As I was leaving the area of native plants, I noticed a plaque, nestled in the ground under a bush. It stopped me short. It was so unexpected. And it moved me to a small tear to see such a simple, modest tribute to one of New Zealand’s  world-renowned scientists. Here is the plaque. It honours Dr Neil Cherry.

Simple marker for a Scientist

Simple marker for a Scientist

A summary of his work and a little of his life story can be found on this website. 

In many ways, he was a traveller /pilgrim in his fields of interest and research; exploring new ideas and always working for a better world to the very end of his days. I particularly admire his work on behalf of veterans exposed to radioactive fallout from nuclear testing in the Pacific.

More of his life story can be found at  http://www.nzine.co.nz/features/neilcherry_lifestory_part15.html

and the story of his work with Ouruhia is here.

I must say I was glad I only discovered the Ouruhia community’s concerns about electromagnetic radiation when I came home, or we might not have stopped at the picnic spot for so long.

Being without that picnic sandwich, or any sustenance at all, and beginning to feel hungry from our explorations in exciting, unfamiliar territory,  we left the pleasant fields of Ouruhia and continued on to Kaiapoi. There we stopped for a McDonald’s take away before heading homewards. I have a guilty feeling that the take away may have done us more damage than any passing exposure to residual electromagnetic radiation at Ouruhia. Oh well, we had lovely peregrinations. Did you?

© silkannthreades

It’s all turned to custard

It rained on my mother’s birthday (15 June), it rained yesterday, and it rains still…and HOW! 110 ml in the past 36 hours.  Rivers and drains and ditches are overflowing and some of the city streets are flooded. When the weather deteriorates like this, or when anything worsens, New Zealanders often say ‘It’s all turned to custard.”

I don’t know the origin of this expression. When I left New Zealand in 1977, custard was confined to the family dinner table. When I returned to New Zealand in 1999, I was astonished to learn that a great many things, including our attempt to win the Rugby World Cup, had “all turned to custard”.  Why custard? Why was poor, innocent, humble custard chosen to represent the unbright side of life. Had New Zealand become a nation of custard haters in my absence?

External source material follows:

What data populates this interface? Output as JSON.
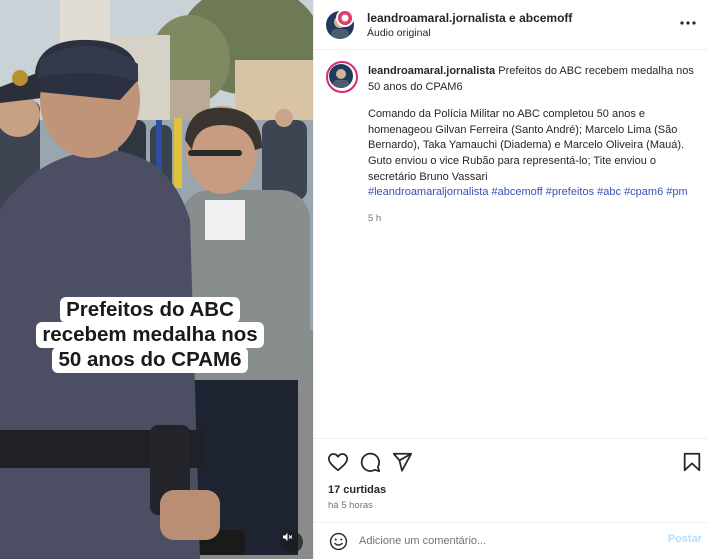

I love my custard. So I am deeply affronted by the sullying of custard’s good name. 😉CustardI make all kinds of custard but,  for my favourite quick custard, I use Edmonds Custard Powder. Edmonds used to be a genuine New Zealand brand but it has been sold out to a bigger overseas concern . So does that mean even our national custard industry has turned to custard?

So, those are photos of  the beautiful custard which nourished my body and soul yesterday.  Here is how it was made: Three tablespoons of custard powder, mixed with one tablespoon of sugar and 1/4 cup of cold, full cream milk.  Mix into a smooth paste.  Add 1/4 cup cream, mixed with a lightly beaten egg to the mixture.  Heat 1 and 3/4 cups of full cream milk and add this heated milk to the cold mixture.  Put the combined mixture in to a saucepan and bring to the boil. Simmer gently, with frequent stirring, until the custard thickens. Add a few drops of vanilla or almond essence and serve hot or cold. This recipe makes a very thick custard. ( I like thick custard with a thick skin on top! ) To make a thinner custard use 2 tablespoons of custard powder.

That’s the custard. Now look at the photos of the weather that has ‘all turned to custard.’ Can you see a connection to custard? I can’t.

Footnote: I have taken a light-hearted approach to custard, and the weather, but the weather and flooding are extreme in some parts of the country. There will be extensive damage  to land and property as a result.

© silkannthreades